• **WORK TO COMPLETE**: Determine how many lines of the entries contain "icon". Reply with that number alone.

• **App and web page records**:

= Beginning of Section =

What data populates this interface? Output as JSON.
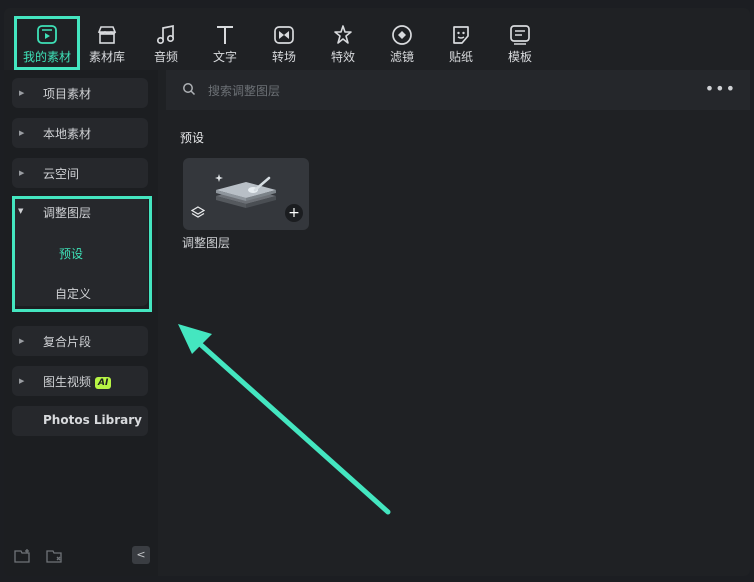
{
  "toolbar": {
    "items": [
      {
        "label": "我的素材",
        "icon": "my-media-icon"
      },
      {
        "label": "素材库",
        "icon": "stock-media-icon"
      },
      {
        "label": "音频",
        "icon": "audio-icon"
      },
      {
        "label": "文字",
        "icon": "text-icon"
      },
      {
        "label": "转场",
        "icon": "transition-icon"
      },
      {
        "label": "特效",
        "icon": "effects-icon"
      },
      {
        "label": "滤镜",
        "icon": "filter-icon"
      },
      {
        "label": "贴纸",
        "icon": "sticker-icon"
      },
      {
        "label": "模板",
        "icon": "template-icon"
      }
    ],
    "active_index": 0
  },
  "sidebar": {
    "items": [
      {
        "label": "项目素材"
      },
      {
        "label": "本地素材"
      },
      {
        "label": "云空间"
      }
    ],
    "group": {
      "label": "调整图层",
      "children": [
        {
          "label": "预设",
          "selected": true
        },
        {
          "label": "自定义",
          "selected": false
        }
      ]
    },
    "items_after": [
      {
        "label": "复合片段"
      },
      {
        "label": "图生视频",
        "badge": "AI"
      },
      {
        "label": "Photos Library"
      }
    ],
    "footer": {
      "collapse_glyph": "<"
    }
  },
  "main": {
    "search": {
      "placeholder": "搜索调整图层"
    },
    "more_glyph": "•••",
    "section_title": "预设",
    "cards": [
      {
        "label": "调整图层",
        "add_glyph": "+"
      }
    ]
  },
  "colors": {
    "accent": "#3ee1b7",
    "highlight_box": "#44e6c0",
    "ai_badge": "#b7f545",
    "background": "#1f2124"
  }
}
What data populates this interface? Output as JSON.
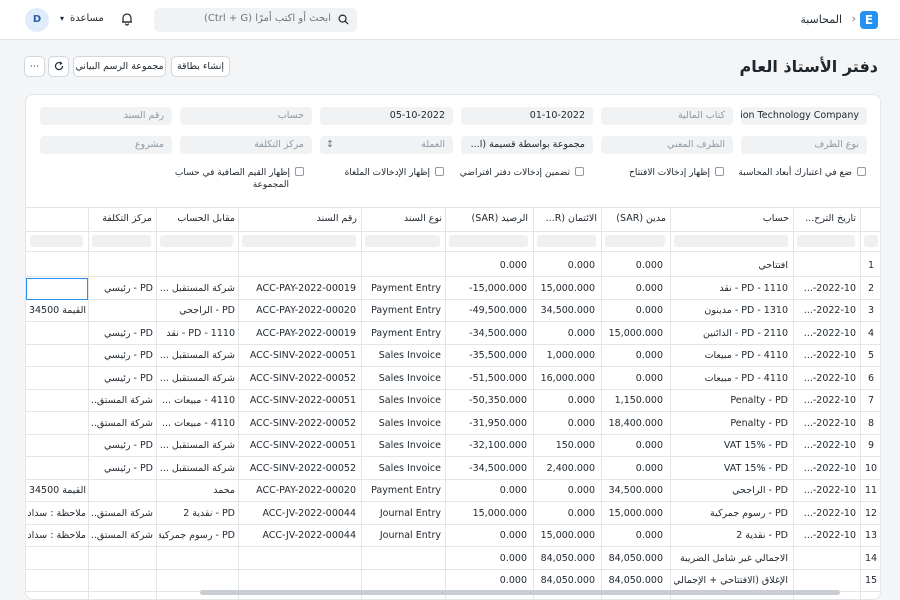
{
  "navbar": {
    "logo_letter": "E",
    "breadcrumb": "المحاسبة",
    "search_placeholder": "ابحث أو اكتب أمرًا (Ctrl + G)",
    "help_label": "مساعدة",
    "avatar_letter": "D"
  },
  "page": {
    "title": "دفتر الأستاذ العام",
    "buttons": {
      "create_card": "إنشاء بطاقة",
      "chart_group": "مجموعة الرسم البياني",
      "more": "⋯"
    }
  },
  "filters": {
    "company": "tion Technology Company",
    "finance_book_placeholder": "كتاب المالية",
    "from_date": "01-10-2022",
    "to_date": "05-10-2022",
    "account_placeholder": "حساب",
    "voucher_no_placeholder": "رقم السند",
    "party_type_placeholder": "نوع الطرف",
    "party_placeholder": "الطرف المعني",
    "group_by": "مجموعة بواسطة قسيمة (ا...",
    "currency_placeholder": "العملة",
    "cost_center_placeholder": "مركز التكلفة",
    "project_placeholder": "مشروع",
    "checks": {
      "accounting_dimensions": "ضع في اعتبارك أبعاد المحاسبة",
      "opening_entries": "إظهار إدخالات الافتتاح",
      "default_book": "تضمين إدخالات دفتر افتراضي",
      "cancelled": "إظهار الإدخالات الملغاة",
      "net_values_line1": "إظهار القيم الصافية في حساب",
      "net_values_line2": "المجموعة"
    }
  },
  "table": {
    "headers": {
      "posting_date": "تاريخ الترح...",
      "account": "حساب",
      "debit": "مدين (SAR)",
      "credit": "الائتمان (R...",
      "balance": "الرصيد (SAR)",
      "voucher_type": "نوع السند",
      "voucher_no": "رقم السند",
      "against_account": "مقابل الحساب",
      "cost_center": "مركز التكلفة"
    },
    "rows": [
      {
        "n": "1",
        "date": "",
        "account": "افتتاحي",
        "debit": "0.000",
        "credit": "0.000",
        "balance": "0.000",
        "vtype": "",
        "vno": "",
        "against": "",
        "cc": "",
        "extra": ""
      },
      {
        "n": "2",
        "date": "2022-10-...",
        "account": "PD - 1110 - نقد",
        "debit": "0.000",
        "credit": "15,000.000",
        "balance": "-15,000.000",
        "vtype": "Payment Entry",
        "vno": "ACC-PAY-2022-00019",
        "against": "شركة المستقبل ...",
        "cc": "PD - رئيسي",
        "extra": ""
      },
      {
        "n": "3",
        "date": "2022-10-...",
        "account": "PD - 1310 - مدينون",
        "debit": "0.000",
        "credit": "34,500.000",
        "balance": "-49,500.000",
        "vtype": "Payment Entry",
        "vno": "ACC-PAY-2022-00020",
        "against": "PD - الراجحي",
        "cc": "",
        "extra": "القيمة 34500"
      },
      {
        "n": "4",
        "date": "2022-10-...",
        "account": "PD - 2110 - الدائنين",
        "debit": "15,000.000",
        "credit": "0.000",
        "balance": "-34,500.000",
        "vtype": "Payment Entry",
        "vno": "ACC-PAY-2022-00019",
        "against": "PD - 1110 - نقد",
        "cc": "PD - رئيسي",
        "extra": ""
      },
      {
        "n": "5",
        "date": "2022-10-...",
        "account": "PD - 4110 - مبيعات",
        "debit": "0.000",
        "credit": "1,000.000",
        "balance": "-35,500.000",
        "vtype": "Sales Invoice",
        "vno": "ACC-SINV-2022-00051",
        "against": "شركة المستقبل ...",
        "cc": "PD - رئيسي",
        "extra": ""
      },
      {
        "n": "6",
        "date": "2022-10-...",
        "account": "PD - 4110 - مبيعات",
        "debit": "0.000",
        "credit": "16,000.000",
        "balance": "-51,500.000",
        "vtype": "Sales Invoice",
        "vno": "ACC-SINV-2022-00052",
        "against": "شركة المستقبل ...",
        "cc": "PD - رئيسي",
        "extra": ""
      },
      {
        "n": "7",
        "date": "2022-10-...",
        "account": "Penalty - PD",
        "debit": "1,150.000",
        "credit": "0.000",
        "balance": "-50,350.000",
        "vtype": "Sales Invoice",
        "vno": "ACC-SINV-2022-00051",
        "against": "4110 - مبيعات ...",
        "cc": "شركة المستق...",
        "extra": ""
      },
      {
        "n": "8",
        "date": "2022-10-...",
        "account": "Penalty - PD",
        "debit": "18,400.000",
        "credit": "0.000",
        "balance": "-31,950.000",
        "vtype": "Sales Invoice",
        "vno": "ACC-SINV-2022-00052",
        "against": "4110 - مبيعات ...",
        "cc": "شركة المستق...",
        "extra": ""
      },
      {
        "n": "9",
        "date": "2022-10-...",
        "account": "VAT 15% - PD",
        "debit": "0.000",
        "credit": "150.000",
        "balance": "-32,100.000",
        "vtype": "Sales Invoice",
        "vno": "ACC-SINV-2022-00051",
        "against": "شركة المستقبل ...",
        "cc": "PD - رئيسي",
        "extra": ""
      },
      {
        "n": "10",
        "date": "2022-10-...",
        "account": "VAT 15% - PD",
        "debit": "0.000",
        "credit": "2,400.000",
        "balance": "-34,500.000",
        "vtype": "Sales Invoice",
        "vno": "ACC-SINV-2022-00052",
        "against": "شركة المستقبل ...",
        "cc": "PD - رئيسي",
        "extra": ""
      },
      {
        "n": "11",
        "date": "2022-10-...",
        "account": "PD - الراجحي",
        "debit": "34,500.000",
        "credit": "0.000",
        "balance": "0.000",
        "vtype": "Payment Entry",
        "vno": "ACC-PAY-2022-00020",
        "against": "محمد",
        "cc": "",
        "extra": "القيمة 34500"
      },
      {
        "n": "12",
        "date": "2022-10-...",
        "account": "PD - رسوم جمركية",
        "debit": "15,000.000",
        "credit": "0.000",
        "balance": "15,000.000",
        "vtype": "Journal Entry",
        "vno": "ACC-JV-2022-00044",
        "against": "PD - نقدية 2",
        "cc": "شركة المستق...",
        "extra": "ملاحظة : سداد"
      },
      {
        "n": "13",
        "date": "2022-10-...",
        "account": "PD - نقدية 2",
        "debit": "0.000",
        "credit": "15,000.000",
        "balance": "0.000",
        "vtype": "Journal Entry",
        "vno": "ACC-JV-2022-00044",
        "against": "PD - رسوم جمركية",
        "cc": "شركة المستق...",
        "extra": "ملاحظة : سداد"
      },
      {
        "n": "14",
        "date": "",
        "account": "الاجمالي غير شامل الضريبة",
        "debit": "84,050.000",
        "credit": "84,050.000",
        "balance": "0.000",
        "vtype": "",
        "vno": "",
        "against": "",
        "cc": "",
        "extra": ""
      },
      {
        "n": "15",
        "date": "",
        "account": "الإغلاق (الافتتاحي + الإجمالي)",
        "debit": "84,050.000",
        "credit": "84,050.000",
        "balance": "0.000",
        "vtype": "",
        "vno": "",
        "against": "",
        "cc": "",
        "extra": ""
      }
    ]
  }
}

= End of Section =

• **TASK OUTPUT**: 9